Efforts to define local food systems are widespread. One popular way to delineate “local” is circumscribing a circle of a radius around a chosen center point. The “100 mile diet” is one such popular definition. An important step in mapping local food systems is that there must be an identification process in order to recognize the relevant components of the local food system studied. To understand the structure and scope of the current local food system in Philadelphia, 'informal interviews were conducted with various participants in the system including urban farmers, Community Supported Agriculture (CSA) owners, farmers’ market operators', among others. Essentially the study aimed to pinpoint the healthiness of local food practices in Philadelphia.

152 routes were computed representing all routes taken by farmers bringing products to the city’s farmers markets. The number of routes is larger than the number of farms because many farms supply more than one farmers market. Each trip is counted independently because most farmers supply markets operating on different days of the week requiring separate travels. In performing this analysis, there was no suggestion that all this land can or should be cultivated for food. Many other factors determine the use of land for food production within the city and require further study. 

Kremer, P., & DeLiberty, T. L. (2011). Local food practices and growing potential: Mapping the case of Philadelphia. Applied Geography31(4), 1252-1261.

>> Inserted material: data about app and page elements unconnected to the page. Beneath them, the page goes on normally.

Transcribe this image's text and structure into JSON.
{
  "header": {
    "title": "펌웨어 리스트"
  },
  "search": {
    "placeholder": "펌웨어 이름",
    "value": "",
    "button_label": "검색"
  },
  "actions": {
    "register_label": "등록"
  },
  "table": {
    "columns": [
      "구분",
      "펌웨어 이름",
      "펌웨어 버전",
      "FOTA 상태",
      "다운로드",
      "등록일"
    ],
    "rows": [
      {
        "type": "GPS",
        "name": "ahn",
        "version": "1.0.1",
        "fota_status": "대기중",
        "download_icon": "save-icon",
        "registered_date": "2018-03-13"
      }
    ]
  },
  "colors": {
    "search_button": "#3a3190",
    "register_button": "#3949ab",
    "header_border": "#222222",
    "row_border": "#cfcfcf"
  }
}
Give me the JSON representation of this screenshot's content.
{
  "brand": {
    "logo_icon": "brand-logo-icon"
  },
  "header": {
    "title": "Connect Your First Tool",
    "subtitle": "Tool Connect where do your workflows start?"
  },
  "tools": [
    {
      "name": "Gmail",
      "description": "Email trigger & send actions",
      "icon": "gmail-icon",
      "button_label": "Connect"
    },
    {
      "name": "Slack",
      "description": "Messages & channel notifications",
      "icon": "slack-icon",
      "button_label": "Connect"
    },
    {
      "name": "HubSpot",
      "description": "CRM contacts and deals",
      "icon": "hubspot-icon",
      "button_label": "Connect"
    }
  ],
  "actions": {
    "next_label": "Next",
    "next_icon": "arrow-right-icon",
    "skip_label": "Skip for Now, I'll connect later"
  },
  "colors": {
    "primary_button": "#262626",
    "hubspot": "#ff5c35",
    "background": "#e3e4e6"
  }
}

Communicating Geographic Information in a Digital Age

Goodchild's article discusses how communication has helped promote the knowledge and use of GIS technology and services. It is argued that GISs should instead be considered media since it allows senders to share information and messages to the receiver, just as newspapers and other forms of media communicate more general information.However, Goodchild argues that GIS's information is more "intrusive" and in depth, as it gives precise information like how cold is "cold" with a precise temperature and where "here" is by giving a precise location.
Since the invention of digital media, the process of GIS has changed dramatically. This model shows the process of GIS and how it has changed with the change towards a digital age. 
Because of the digital transition, GIS software has become cheaper and more accessible and data-collecting systems have been able to collect more data at lower costs, making GIS more accurate and efficient. However, it is also cutting down on jobs like cartography and map-making by hand, now that maps can be created and drawn electronically. 

Goodchild, M. F. (2000). Communicating geographic information in a digital age. 
Annals of the Association of American Geographers90(2), 344-355.